Hayes sets an odd base and doesn’t point all 10 toes to the rim. He has a low release out in front, pulls the trigger with little confidence and launches what seems like a push shot at times.
Hayes missed 70.6% of his 102 three-point shots last season, at a pace of 5.0 such attempts per 40 minutes.
On the bright side, he hit 78 of his 89 foul shots and has a track record of shooting free throws about as well with the French National Team in youth competitions, signaling that at least the touch for a reliable catch-and-shoot jumper to be expected to be built upon eventually is certainly in place.
Hayes bends his knees to get down in a stance and shows pleasing engagement defending on the ball.
There are flashes of side-to-side quickness and the leveraging of his six-foot-eight wingspan into enveloping smaller point guards in isolation. He proved himself capable of staying in front of quick guards out in space in European ball, puts in the effort to contest pull-ups when he can force them and has the standing reach to block a shot defending on the ball.

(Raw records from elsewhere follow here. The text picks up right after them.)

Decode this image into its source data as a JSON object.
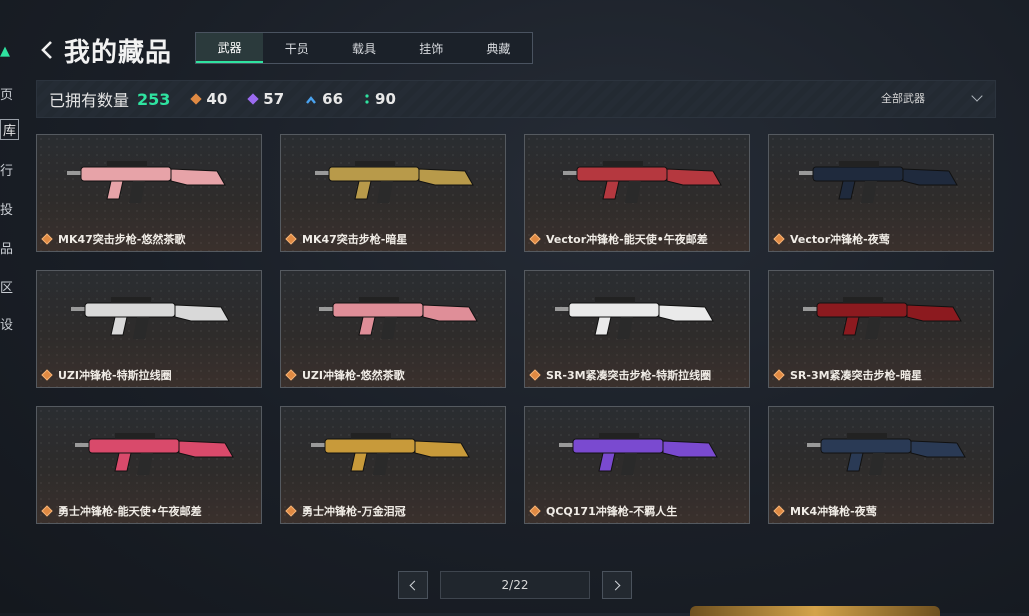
{
  "sidebar": {
    "items": [
      "页",
      "库",
      "行",
      "投",
      "品",
      "区",
      "设"
    ]
  },
  "header": {
    "title": "我的藏品"
  },
  "tabs": [
    "武器",
    "干员",
    "载具",
    "挂饰",
    "典藏"
  ],
  "stats": {
    "owned_label": "已拥有数量",
    "owned_count": "253",
    "rarities": [
      {
        "icon": "orange-diamond-icon",
        "color": "#e08a43",
        "value": "40"
      },
      {
        "icon": "purple-diamond-icon",
        "color": "#9b6bf0",
        "value": "57"
      },
      {
        "icon": "blue-chevron-icon",
        "color": "#4aa3f0",
        "value": "66"
      },
      {
        "icon": "green-dots-icon",
        "color": "#2fe3a0",
        "value": "90"
      }
    ],
    "filter_label": "全部武器"
  },
  "items": [
    {
      "name": "MK47突击步枪-悠然茶歌",
      "color": "#e7a3a8"
    },
    {
      "name": "MK47突击步枪-暗星",
      "color": "#b89a4a"
    },
    {
      "name": "Vector冲锋枪-能天使•午夜邮差",
      "color": "#b5383f"
    },
    {
      "name": "Vector冲锋枪-夜莺",
      "color": "#1f2a3d"
    },
    {
      "name": "UZI冲锋枪-特斯拉线圈",
      "color": "#d9d9d9"
    },
    {
      "name": "UZI冲锋枪-悠然茶歌",
      "color": "#df8e98"
    },
    {
      "name": "SR-3M紧凑突击步枪-特斯拉线圈",
      "color": "#eaeaea"
    },
    {
      "name": "SR-3M紧凑突击步枪-暗星",
      "color": "#8c1a1f"
    },
    {
      "name": "勇士冲锋枪-能天使•午夜邮差",
      "color": "#d94a6b"
    },
    {
      "name": "勇士冲锋枪-万金泪冠",
      "color": "#c89a3a"
    },
    {
      "name": "QCQ171冲锋枪-不羁人生",
      "color": "#7a4ad0"
    },
    {
      "name": "MK4冲锋枪-夜莺",
      "color": "#2a3a55"
    }
  ],
  "pager": {
    "label": "2/22"
  }
}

But it’s still up for debate whether that quickness should be expected to translate to the NBA. Especially because Hayes has disappointed in terms of leveraging his well put together 216-pound frame into playing with enough physicality to be able to chest up and contain dribble penetration through contact regularly. He also fouled a lot, with his average of 4.8 personal fouls per 40 minutes standing out as the third-worst mark among perimeter players on ESPN’s top 100
In pick-and-roll, Hayes struggles to get skinny over a ball-screen at the point of attack. He hustles in pursuit to get back into plays in an attempt to release the help back to the roll man in a timely manner but doesn’t make impact plays bothering the ballhandler from behind all that often.
Despite his eight-foot-five standing reach and 216-pound frame, there is no indication he is a good option to pick up bigger players on switches for now, given his general lack of physicality and tenacity.
During Briscoe’s short stint with Ulm, Hayes spent some time off the ball midway through the year.
He stays in a stance more often than not and has shown to be trustworthy executing the scheme, though his true impact is more of a mixed bag.
His effort is as close to unimpeachable as it gets for an 18-year-old, as he’ll often be seen stopping the ball in transition, rotating in to pick up the roll man, stunting-and-recovering swiftly and helping clog driving lanes.
Hayes has impressed with his quickness and his awareness jumping passing lanes, leveraging his six-foot-eight wingspan into coming up with deflections and steals on the regular – averaging 2.3 steals per 40 minutes last season, which is tied for the seventh-best mark on ESPN’s top 100.
But the teenager is prone to making the mistakes often seen from players that age and isn’t the sort of athlete who can make an impact at the rim or hold up well when forced to chase opponents around the floor.
He is prone to get caught ball watching from time-to-time, isn’t quite quick enough to deny handoffs, helps off the strongside corner an unsettling amount, misses the odd assignment switching on the fly, gambles shooting the gap instead of chasing the shooter around the screen and can be hit-and-miss with his balance when able to force the shooter into putting the ball on the floor on hard closeouts.
Hayes hustles to challenge shots at the rim when his rotations take him there but he’s not an explosive enough leaper to act as a regular threat to block shots often – picking up just nine blocks in 33 appearances last season.
He is not averse to joining scrums and putting a body on whoever is close by, at times attempting to boxout with surprising physicality, but didn’t excel at chasing the ball off the rim himself – collecting just 12.2% of opponents’ misses when he was on the floor last season, a somewhat unimpressive mark for a big guard.